BOMBAY — The Town of Bombay will tackle property revaluation for the first time in its history, including parcels in the St. Regis Mohawk tribal land-claims area.
The impact when all 898 parcels are valued by Assessor David Rotman will show up on September 2014 school-tax bills and town-tax bills in January 2015.
A presentation on the process will be made to the Town Council by the assessor and a representative of the State Office of Real Property Services at its next meeting at 7 p.m. Tuesday, March 12.
Property tax is calculated using a town’s taxable assessed-property value set by the assessor and the town’s total market value, which is determined by the state, using a complicated formula.
If a town’s taxable assessed value is raised to 100 percent during a revaluation, the tax rate per $1,000 of assessed-property value will decrease as long as the town’s overall levy stays roughly the same.
In Franklin County, seven towns have 100 percent valuation, four are in the 90 percent range, six are in the 60, 70 and 80 percent range, and Constable is at 11.07 percent.
Bombay is at 3.12 percent.
In 2013, Bombay residents were assessed $132.28 per $1,000 in property tax compared to $37.27 per $1,000 in Constable and a range of $4.09 to $6.58 per $1,000 in the other towns.
“These numbers are in the 1950s and 1960s era, and that is causing inequity to the roll,” Rotman said.
Basic information about each parcel must be gathered and cataloged, giving him a place to start.
“It’s a big project, and it’s never been done,” he said. “They had never entered data in the computer.”
In the past two years, Rotman and data collectors have been gathering the needed information, which he said is about 85 percent complete.
The reval begins when he goes back to visit each property to verify the data and make revisions.
Rotman will conduct the residential appraisals but will ask the Town Council to hire another appraiser to help value the town’s commercial properties, such as the parking lot at the Akwesasne Mohawk Casino, the Holiday Inn next door and Speedway Express.
“There are some complex properties in Bombay, and you don’t want to guess at a value,” he said. “There’s a whole process to this, and if the assessment is contested, I want the correct data to back it up.
“Commercial land sells for a lot more than other land, and I want to make sure our values are within certain parameters,” the assessor said. “I don’t want to be too low or too high. Equity is essential in a reval.”
MOHAWK LAND CLAIM
And so is impartiality, especially in the sensitive area of ownership of certain lands.
The Mohawks filed suit in 1985, staking claim to 13,463 acres of land, and the largest chunk is in what is known as the Bombay Triangle near the casino.
The land claim is based on a treaty signed in 1796, involving parcels in northwest Franklin County and northeast St. Lawrence County that the tribe says were purchased over time by the state without proper federal approval.
“I’m the assessor. I don’t care about the land claim,” Rotman said. “All I care about is, if it’s a property in the Town of Bombay, it needs to be assessed.
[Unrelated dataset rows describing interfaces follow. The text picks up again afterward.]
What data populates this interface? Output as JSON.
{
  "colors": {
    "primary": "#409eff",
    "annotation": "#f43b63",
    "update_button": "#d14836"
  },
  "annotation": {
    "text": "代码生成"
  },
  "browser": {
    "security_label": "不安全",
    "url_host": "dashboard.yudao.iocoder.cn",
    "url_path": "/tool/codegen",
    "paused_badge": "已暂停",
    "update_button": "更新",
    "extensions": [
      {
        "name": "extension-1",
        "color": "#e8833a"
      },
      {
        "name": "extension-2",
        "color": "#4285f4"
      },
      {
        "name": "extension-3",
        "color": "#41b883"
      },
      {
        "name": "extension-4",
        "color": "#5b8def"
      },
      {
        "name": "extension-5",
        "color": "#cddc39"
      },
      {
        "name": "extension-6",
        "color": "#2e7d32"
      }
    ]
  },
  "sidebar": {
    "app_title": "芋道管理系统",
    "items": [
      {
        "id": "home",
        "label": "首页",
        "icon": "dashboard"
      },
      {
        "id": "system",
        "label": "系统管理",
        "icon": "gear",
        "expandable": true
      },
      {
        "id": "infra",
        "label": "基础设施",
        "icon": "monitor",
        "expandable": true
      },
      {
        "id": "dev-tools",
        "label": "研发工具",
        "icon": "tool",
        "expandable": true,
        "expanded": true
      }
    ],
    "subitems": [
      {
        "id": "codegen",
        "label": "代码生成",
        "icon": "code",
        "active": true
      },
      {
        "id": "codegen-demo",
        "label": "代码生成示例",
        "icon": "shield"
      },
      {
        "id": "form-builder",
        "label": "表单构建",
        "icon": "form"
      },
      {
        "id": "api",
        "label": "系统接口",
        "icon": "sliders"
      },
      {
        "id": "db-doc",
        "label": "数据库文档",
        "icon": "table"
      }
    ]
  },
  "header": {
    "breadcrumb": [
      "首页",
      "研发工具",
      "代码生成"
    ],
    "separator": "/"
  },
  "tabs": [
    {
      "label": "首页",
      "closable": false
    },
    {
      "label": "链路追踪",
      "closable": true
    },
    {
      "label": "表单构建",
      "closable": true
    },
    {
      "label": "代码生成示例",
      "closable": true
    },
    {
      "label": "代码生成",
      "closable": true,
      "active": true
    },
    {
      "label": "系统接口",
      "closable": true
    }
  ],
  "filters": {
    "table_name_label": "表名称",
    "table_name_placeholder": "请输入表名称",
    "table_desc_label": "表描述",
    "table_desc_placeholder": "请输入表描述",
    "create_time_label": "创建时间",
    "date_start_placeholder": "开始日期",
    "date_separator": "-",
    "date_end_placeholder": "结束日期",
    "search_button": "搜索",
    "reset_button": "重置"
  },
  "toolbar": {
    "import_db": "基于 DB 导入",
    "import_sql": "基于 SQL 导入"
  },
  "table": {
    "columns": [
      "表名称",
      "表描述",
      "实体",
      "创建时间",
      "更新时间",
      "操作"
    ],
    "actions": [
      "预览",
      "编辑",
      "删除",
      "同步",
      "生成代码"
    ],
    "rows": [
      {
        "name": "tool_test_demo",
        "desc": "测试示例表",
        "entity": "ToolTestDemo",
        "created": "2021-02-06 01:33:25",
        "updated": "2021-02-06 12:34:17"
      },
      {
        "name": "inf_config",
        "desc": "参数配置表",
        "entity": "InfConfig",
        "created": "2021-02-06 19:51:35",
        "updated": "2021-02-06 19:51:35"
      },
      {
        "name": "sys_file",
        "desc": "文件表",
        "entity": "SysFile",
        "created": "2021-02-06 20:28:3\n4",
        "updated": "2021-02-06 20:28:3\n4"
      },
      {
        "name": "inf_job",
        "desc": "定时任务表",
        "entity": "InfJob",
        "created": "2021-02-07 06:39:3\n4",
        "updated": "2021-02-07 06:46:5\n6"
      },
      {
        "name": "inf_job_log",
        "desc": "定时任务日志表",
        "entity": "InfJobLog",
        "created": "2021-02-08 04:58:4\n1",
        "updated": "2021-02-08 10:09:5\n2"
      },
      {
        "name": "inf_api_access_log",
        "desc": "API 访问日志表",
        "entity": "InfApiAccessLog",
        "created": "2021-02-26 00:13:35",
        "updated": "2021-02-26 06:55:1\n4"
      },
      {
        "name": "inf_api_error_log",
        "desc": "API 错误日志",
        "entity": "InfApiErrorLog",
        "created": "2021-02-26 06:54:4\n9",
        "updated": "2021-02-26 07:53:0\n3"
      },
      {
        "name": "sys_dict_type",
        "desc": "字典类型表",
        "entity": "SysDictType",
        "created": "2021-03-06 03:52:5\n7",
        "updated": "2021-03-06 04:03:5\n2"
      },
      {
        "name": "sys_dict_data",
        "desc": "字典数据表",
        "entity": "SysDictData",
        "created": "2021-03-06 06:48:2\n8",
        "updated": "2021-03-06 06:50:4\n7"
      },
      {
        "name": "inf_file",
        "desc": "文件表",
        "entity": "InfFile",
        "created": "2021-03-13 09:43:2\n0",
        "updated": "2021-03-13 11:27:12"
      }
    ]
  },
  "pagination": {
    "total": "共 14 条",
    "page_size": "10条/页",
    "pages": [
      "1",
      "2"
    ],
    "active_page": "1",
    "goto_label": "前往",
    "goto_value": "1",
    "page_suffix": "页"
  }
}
“My question is, is the Town Council going to back me up? They are politicians, and I’m appointed.
“That’s a major concern of mine — if I will get the support I need when push comes to shove.
“I don’t care if it’s the town supervisor, his or her property will be given a value,” Rotman added. “I can’t care about who you are.”
‘NOT FAIR TO ALL’
Letters will go out to property owners in March 2014 announcing the new valuations and offering owners a chance to discuss the revisions with Rotman at an informal hearing.
If owners are not satisfied, they can go to the town’s Grievance Day the last week of May for a formal hearing and on to small-claims court if they are still not happy.
Another letter will go out in July 2014, affirming the final assessment-roll reval data, and the September 2014 school-tax bills will reflect the new taxes.
Rotman said it’s important to bring Bombay’s valuation to 100 percent.
“This has never happened before so for some people, it will be quite a shock,” he said.
“But it’s not fair to everybody in the county or the taxpayers of Bombay without equalization,” the assessor said. “Maybe the people of Bombay are paying too much.”
Email Denise A. Raymo: firstname.lastname@example.org